Wrapping itself in blankets, a chilly audience last night at Wolf Trap was warmed up by spirited playing from the Concert Soloists of Wolf Trap. With music securely clothespinned to their stands, members of the recently formed group put nimble fingers to work in an exceptionally lyrical program.

Some of the evening's most passionate playing came from 19-year-old cellist Charles Curtis, a past winner of the International Bach Competition in Washington. A performer who puts his total being into every note, Curtis turns each line into a charged statement. With pianist Earl Wild, he plunged into a melodic Samuel Barber sonata, producing gorgeous, flowing lines as well as some delightfully pointed moments in the second movement toccata passages.

Guitarist Elliot Fisk contributed his particular brand of emotion to the concert in a highly personal performance of Ten Etudes by Villa-Lobos. Tripping easily through the abundant technical hurdles, Fish took frequent liberties with the music, which worked on the whole because they honored the composer's intent. With a moment's hesitation ro a slight ritard he would deftly bring out the wit or the poignance of a passage.

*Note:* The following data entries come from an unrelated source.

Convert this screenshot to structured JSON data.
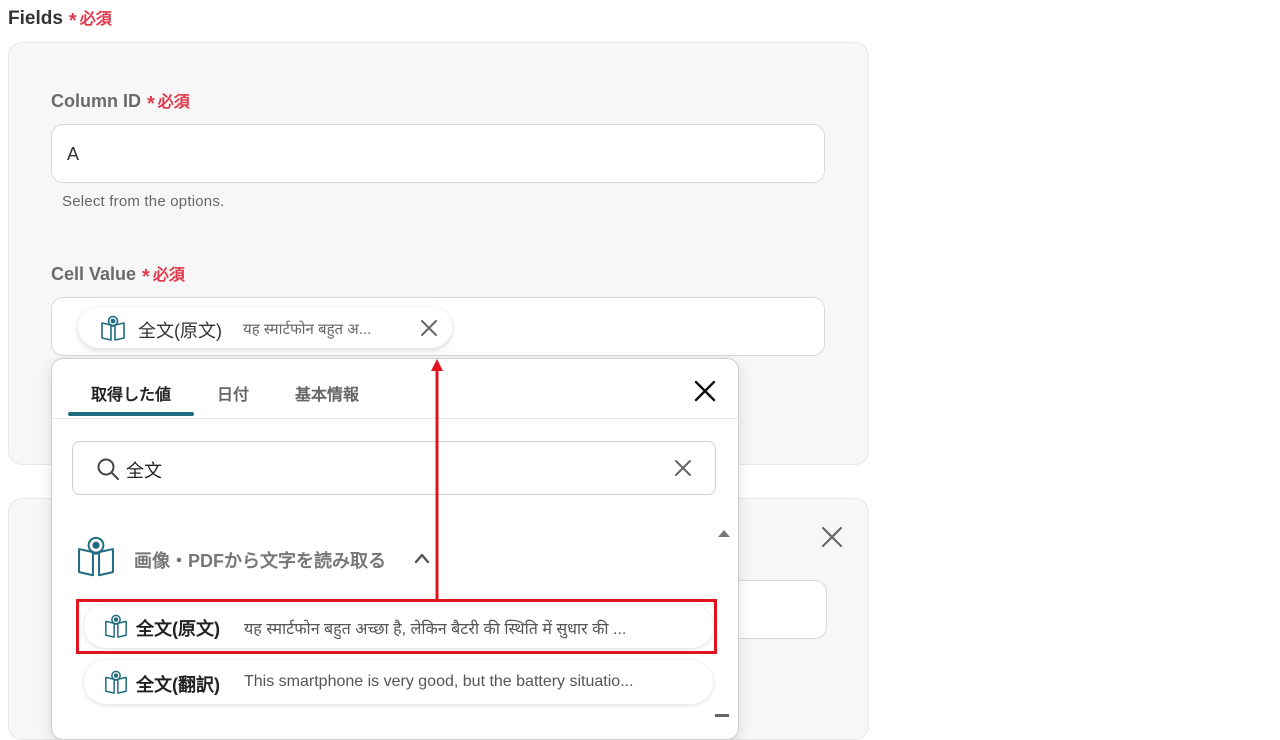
{
  "fields": {
    "title": "Fields",
    "required": "必須"
  },
  "column_id": {
    "label": "Column ID",
    "required": "必須",
    "value": "A",
    "helper": "Select from the options."
  },
  "cell_value": {
    "label": "Cell Value",
    "required": "必須",
    "chip": {
      "name": "全文(原文)",
      "value": "यह स्मार्टफोन बहुत अ..."
    }
  },
  "popup": {
    "tabs": [
      "取得した値",
      "日付",
      "基本情報"
    ],
    "active_tab": "取得した値",
    "search": {
      "value": "全文"
    },
    "group": {
      "label": "画像・PDFから文字を読み取る"
    },
    "options": [
      {
        "name": "全文(原文)",
        "value": "यह स्मार्टफोन बहुत अच्छा है, लेकिन बैटरी की स्थिति में सुधार की ..."
      },
      {
        "name": "全文(翻訳)",
        "value": "This smartphone is very good, but the battery situatio..."
      }
    ]
  },
  "colors": {
    "accent": "#1f6b80",
    "required": "#e23a4c",
    "annotation": "#e0141e",
    "icon": "#1f6b80"
  },
  "icons": [
    "book-eye-icon",
    "close-icon",
    "search-icon",
    "chevron-up-icon",
    "scroll-up-icon"
  ]
}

With pianist Wild, flutist Gary Schocker brought grace and musicianship to Schubert's variation on "Ihr blumlein alle." Granted that some of the passages are fiendishly difficult, one nonetheless wished for more clarity of articulation and tone than Schocker was able to produce.

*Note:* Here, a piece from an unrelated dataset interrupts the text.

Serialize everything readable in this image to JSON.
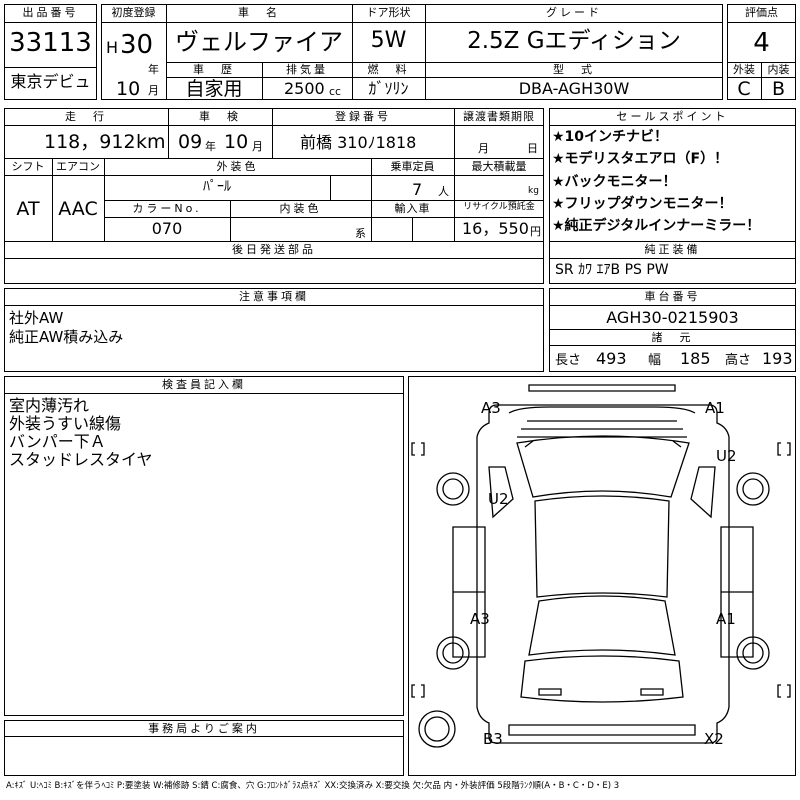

Throughout the program, pianist Wild provided the solid foundation that made the many beautiful flights of expressive playing possible. Matching their youthful colleague's fervor, Wild and violinist Oscar Shumsky closed the evening with a lovely performance of Saint-Saens' first sonata for piano and violin.